▶ _Your task_: The answer must be every line below that contains the string "hint".

——

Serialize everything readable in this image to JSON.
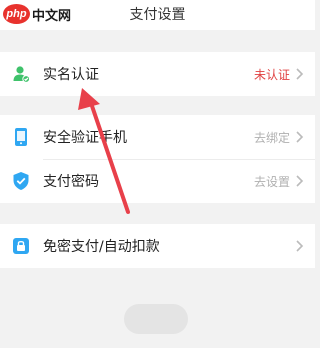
{
  "watermark": {
    "logo_text": "php",
    "site_text": "中文网"
  },
  "header": {
    "title": "支付设置"
  },
  "groups": [
    {
      "items": [
        {
          "label": "实名认证",
          "value": "未认证",
          "icon": "user-verified-icon",
          "value_color": "#e04040"
        }
      ]
    },
    {
      "items": [
        {
          "label": "安全验证手机",
          "value": "去绑定",
          "icon": "phone-icon"
        },
        {
          "label": "支付密码",
          "value": "去设置",
          "icon": "shield-check-icon"
        }
      ]
    },
    {
      "items": [
        {
          "label": "免密支付/自动扣款",
          "value": "",
          "icon": "lock-icon"
        }
      ]
    }
  ],
  "colors": {
    "accent_blue": "#2fa7f2",
    "accent_green": "#3fc26b",
    "warning_red": "#e04040",
    "annotation_arrow": "#e8404a"
  }
}
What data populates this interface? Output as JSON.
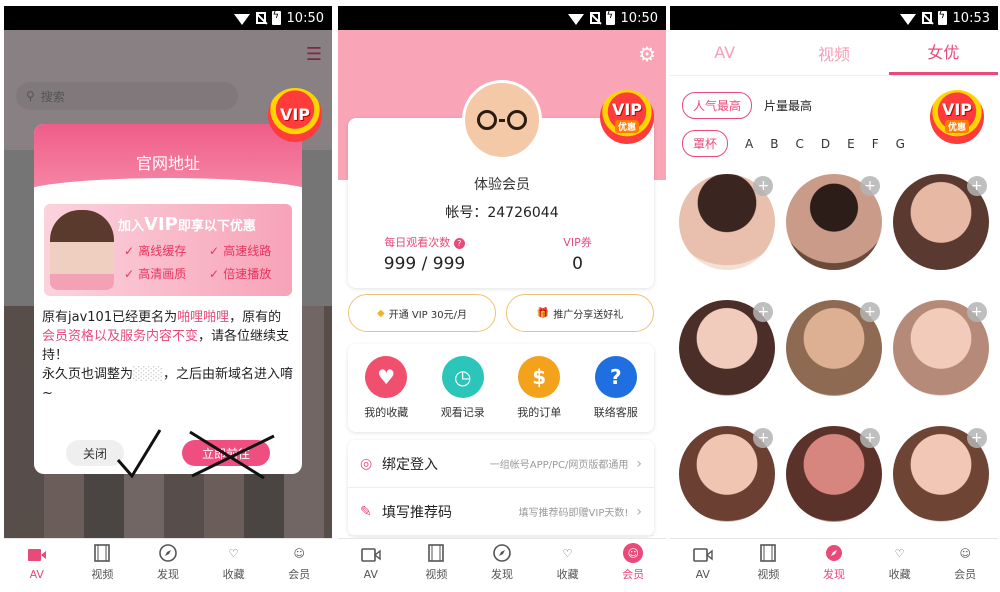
{
  "status": {
    "time_1": "10:50",
    "time_2": "10:50",
    "time_3": "10:53"
  },
  "vip_badge": {
    "vip": "VIP",
    "discount": "优惠"
  },
  "nav": {
    "av": "AV",
    "video": "视频",
    "discover": "发现",
    "favorites": "收藏",
    "member": "会员"
  },
  "phone1": {
    "search_placeholder": "搜索",
    "dialog": {
      "title": "官网地址",
      "banner_title_prefix": "加入",
      "banner_title_vip": "VIP",
      "banner_title_suffix": "即享以下优惠",
      "features": [
        "离线缓存",
        "高速线路",
        "高清画质",
        "倍速播放"
      ],
      "msg_1": "原有jav101已经更名为",
      "msg_name": "啪哩啪哩",
      "msg_2": "，原有的",
      "msg_pink2": "会员资格以及服务内容不变",
      "msg_3": "，请各位继续支持！",
      "msg_4": "永久页也调整为",
      "msg_5": "，之后由新域名进入唷~",
      "close_label": "关闭",
      "go_label": "立即前往"
    }
  },
  "phone2": {
    "member_type": "体验会员",
    "account": "帐号：24726044",
    "stats": [
      {
        "label": "每日观看次数",
        "value": "999 / 999"
      },
      {
        "label": "VIP券",
        "value": "0"
      }
    ],
    "pill_vip": "开通 VIP 30元/月",
    "pill_share": "推广分享送好礼",
    "icons": [
      {
        "label": "我的收藏",
        "color": "#f0506e"
      },
      {
        "label": "观看记录",
        "color": "#2bc6b9"
      },
      {
        "label": "我的订单",
        "color": "#f4a21c"
      },
      {
        "label": "联络客服",
        "color": "#1f6fe0"
      }
    ],
    "list": [
      {
        "title": "绑定登入",
        "hint": "一组帐号APP/PC/网页版都通用"
      },
      {
        "title": "填写推荐码",
        "hint": "填写推荐码即赠VIP天数!"
      }
    ]
  },
  "phone3": {
    "tabs": [
      "AV",
      "视频",
      "女优"
    ],
    "sort_popular": "人气最高",
    "sort_count": "片量最高",
    "cup": "罩杯",
    "letters": [
      "A",
      "B",
      "C",
      "D",
      "E",
      "F",
      "G"
    ],
    "actress_count": 9
  }
}
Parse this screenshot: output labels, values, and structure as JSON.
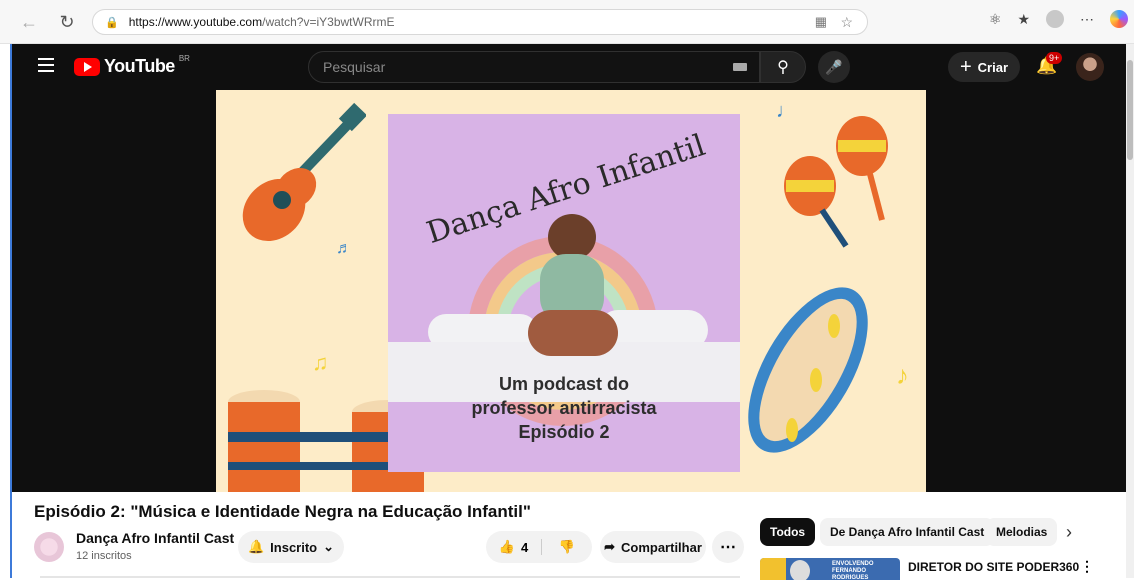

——

▶ _Output_:
        "hint": "一组帐号APP/PC/网页版都通用"
        "hint": "填写推荐码即赠VIP天数!"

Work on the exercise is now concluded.